• What the exercise asks
When a line below contains the string "linear", show that line.

[Dataset rows describing interfaces]
....................
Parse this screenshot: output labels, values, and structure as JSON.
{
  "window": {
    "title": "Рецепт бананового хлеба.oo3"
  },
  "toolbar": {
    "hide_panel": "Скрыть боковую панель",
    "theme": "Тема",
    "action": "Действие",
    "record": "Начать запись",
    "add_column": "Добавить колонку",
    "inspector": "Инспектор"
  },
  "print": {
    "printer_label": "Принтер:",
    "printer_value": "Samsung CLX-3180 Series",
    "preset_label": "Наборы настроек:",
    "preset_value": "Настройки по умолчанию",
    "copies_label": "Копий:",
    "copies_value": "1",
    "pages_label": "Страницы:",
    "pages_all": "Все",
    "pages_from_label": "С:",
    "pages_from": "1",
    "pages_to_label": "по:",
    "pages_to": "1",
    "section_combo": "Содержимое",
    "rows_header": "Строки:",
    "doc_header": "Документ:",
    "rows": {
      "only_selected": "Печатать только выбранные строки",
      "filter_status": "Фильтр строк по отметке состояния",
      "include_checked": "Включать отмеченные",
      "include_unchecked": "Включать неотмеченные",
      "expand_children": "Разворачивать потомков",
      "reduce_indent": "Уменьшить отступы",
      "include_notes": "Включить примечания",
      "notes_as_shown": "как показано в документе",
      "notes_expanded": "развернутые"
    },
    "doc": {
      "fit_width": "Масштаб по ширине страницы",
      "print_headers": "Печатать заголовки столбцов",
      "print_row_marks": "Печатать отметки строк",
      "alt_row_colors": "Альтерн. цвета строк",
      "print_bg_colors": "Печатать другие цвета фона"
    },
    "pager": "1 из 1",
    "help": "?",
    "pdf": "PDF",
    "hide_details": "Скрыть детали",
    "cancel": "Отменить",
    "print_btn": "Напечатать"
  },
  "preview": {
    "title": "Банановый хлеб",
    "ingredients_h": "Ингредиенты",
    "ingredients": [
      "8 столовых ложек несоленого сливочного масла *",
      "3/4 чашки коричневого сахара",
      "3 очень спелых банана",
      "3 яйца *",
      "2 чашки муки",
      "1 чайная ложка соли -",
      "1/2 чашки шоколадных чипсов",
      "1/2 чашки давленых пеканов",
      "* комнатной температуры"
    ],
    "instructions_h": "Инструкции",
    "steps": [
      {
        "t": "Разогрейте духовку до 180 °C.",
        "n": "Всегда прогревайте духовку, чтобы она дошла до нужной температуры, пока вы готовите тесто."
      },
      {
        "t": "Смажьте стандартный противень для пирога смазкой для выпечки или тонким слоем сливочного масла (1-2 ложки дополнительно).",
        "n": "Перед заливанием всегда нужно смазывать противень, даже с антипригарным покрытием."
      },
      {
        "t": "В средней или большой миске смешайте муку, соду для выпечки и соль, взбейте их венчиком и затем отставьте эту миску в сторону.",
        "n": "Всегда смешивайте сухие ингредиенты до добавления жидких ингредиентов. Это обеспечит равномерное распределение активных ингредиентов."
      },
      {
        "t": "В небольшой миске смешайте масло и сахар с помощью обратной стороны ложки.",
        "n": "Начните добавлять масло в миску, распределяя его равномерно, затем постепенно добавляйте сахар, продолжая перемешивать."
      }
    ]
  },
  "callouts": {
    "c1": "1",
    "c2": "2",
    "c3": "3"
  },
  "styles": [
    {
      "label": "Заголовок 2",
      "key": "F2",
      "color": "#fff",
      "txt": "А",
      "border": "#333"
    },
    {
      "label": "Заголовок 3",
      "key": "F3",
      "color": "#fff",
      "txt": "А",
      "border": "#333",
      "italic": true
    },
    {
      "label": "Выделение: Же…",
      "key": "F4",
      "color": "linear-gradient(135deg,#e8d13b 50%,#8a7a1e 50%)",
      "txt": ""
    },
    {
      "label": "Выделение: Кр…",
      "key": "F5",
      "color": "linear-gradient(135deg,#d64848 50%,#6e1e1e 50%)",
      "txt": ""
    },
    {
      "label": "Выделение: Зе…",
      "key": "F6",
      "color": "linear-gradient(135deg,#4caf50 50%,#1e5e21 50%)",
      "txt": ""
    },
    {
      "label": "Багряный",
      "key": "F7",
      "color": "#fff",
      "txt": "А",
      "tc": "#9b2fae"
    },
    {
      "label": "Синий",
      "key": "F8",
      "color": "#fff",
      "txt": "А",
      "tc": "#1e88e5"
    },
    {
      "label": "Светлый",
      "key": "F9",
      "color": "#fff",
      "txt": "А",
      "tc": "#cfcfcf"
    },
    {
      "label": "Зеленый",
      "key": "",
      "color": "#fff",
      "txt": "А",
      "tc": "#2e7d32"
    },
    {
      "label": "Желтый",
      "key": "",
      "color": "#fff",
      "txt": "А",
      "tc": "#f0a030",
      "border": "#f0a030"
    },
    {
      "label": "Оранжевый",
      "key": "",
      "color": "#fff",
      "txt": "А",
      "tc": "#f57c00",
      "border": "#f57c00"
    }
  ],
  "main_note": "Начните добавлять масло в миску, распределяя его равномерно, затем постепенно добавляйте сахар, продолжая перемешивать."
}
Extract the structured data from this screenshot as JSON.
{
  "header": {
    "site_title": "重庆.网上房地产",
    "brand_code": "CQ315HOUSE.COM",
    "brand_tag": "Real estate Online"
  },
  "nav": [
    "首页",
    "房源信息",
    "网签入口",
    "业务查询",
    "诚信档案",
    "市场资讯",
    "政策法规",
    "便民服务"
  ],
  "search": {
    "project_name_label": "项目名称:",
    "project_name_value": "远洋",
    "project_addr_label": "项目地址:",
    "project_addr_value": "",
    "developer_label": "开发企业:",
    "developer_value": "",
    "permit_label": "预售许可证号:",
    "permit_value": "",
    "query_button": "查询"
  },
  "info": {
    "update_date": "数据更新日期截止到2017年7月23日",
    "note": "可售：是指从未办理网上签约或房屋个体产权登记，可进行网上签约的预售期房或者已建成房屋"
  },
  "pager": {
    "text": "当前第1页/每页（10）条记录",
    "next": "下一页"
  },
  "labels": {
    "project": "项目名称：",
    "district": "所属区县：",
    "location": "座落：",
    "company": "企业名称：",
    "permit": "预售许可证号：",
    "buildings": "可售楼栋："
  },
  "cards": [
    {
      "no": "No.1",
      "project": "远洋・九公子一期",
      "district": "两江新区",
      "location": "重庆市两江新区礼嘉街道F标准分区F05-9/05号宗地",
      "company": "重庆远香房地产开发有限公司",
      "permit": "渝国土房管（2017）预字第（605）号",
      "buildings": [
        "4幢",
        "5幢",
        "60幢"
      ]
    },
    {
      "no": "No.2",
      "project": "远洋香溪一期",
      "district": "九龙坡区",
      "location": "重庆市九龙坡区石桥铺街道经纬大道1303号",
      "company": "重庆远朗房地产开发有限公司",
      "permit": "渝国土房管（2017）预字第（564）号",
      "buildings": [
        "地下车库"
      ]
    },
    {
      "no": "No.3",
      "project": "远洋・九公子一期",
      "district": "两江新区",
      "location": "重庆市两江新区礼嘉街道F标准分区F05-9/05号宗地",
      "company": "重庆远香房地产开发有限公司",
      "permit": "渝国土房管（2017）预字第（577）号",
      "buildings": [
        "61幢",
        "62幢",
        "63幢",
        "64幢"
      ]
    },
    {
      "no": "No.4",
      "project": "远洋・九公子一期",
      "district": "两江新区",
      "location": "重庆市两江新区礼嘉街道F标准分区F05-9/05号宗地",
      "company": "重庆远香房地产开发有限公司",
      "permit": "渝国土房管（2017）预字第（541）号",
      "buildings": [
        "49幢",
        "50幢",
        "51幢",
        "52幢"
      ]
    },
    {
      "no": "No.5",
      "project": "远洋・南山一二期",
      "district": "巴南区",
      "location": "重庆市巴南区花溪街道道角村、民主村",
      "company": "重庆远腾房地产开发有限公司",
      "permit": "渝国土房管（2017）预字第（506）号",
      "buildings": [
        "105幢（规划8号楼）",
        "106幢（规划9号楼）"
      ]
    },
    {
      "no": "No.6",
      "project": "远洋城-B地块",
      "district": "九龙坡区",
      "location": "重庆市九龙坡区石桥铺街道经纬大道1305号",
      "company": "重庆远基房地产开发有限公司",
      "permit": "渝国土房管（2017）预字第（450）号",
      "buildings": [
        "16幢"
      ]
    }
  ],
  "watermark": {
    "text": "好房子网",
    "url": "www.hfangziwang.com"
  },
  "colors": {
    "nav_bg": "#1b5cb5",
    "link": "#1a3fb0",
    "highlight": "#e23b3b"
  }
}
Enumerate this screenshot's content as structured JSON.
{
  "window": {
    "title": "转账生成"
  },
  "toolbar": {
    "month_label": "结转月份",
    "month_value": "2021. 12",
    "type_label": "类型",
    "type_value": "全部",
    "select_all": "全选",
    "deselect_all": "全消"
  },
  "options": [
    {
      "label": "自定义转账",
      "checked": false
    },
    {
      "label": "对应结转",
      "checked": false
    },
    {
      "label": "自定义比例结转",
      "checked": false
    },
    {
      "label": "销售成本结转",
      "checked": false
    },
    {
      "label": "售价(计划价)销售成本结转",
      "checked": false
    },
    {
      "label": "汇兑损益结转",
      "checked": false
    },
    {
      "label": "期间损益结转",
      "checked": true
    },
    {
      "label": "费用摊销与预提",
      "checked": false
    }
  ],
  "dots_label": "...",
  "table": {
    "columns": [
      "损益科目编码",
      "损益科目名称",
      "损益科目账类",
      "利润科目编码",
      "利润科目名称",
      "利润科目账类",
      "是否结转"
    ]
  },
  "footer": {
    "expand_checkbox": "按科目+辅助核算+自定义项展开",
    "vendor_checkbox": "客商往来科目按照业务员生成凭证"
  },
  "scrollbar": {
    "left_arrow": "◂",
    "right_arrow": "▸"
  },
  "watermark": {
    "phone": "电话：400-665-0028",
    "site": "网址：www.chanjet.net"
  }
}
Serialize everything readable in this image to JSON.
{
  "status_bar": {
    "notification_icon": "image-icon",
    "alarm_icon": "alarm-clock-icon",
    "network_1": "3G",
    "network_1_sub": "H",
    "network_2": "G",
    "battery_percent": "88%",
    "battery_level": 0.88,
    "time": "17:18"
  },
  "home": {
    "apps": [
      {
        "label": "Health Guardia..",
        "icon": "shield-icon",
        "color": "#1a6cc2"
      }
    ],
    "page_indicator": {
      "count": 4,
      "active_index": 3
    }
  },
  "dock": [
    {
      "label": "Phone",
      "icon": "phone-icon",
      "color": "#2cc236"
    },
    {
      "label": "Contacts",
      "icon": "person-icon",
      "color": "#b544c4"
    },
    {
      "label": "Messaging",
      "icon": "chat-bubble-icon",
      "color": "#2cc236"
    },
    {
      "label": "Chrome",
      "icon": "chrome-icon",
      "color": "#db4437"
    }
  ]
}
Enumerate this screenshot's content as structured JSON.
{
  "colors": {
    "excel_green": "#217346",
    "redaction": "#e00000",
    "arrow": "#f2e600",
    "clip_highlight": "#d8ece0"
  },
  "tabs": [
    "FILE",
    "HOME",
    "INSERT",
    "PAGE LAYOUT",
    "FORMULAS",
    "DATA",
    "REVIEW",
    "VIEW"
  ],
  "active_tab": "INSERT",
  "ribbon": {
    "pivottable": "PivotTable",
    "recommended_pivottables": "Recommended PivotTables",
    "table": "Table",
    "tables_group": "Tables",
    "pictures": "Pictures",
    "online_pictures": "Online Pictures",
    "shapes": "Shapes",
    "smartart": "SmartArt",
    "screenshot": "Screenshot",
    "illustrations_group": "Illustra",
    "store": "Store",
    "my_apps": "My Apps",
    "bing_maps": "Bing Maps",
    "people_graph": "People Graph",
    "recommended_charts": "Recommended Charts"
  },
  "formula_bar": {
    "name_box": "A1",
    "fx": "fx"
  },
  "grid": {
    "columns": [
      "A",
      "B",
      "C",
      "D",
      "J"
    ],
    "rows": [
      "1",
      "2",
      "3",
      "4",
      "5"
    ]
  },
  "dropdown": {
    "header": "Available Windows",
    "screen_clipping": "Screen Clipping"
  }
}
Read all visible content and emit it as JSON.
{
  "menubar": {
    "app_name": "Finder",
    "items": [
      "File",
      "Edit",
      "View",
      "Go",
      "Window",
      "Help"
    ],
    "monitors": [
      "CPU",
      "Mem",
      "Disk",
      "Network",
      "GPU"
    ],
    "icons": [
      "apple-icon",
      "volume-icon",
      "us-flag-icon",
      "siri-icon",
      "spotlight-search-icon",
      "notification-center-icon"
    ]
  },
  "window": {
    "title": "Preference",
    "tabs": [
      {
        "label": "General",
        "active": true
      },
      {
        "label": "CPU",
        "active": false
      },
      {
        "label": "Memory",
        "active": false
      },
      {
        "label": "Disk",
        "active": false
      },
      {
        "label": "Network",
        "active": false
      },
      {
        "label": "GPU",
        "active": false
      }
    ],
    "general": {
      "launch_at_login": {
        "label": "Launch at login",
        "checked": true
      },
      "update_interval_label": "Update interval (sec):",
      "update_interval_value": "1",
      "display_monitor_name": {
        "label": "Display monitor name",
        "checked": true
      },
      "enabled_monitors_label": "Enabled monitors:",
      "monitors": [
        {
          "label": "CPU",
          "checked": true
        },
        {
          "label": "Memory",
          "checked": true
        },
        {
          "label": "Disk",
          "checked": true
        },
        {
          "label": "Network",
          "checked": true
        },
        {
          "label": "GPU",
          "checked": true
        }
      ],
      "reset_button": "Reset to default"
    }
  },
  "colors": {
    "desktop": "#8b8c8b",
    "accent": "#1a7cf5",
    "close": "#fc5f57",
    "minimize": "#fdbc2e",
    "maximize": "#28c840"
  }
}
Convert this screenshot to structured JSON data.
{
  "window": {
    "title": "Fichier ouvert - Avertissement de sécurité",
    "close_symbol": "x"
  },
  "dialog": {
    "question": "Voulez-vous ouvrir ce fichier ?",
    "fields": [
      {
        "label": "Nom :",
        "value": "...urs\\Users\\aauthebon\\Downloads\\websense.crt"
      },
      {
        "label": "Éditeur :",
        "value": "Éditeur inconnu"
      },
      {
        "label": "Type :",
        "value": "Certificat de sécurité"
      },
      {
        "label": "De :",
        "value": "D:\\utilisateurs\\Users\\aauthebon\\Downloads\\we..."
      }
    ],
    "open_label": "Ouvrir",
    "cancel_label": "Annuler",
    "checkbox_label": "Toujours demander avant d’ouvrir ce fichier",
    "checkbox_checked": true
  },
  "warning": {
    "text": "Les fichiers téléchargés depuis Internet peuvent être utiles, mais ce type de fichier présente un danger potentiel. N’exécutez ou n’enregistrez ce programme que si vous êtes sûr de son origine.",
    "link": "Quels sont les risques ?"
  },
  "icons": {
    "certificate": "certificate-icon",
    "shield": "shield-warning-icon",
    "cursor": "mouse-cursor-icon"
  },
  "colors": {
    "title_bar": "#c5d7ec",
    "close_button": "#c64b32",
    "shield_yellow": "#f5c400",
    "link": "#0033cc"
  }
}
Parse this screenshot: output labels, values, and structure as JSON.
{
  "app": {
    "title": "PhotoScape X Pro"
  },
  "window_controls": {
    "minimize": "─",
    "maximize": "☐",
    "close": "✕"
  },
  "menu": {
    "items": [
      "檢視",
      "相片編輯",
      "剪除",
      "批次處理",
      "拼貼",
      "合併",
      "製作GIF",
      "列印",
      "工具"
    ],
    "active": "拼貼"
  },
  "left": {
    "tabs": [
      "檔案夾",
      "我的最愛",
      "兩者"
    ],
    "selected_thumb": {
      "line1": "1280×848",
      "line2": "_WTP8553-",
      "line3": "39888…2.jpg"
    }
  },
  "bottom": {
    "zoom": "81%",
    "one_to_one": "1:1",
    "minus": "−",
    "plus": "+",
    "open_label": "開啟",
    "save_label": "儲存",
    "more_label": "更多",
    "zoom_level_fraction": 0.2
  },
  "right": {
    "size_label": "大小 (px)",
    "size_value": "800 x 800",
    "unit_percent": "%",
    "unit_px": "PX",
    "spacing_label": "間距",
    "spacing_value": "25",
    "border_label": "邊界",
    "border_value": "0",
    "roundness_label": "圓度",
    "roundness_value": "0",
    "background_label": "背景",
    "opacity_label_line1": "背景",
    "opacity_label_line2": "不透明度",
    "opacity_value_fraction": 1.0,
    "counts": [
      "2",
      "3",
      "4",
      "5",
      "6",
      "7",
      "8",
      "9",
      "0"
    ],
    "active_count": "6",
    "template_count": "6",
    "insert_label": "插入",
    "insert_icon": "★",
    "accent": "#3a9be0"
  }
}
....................
• Response to this task
      "color": "linear-gradient(135deg,#e8d13b 50%,#8a7a1e 50%)",
      "color": "linear-gradient(135deg,#d64848 50%,#6e1e1e 50%)",
      "color": "linear-gradient(135deg,#4caf50 50%,#1e5e21 50%)",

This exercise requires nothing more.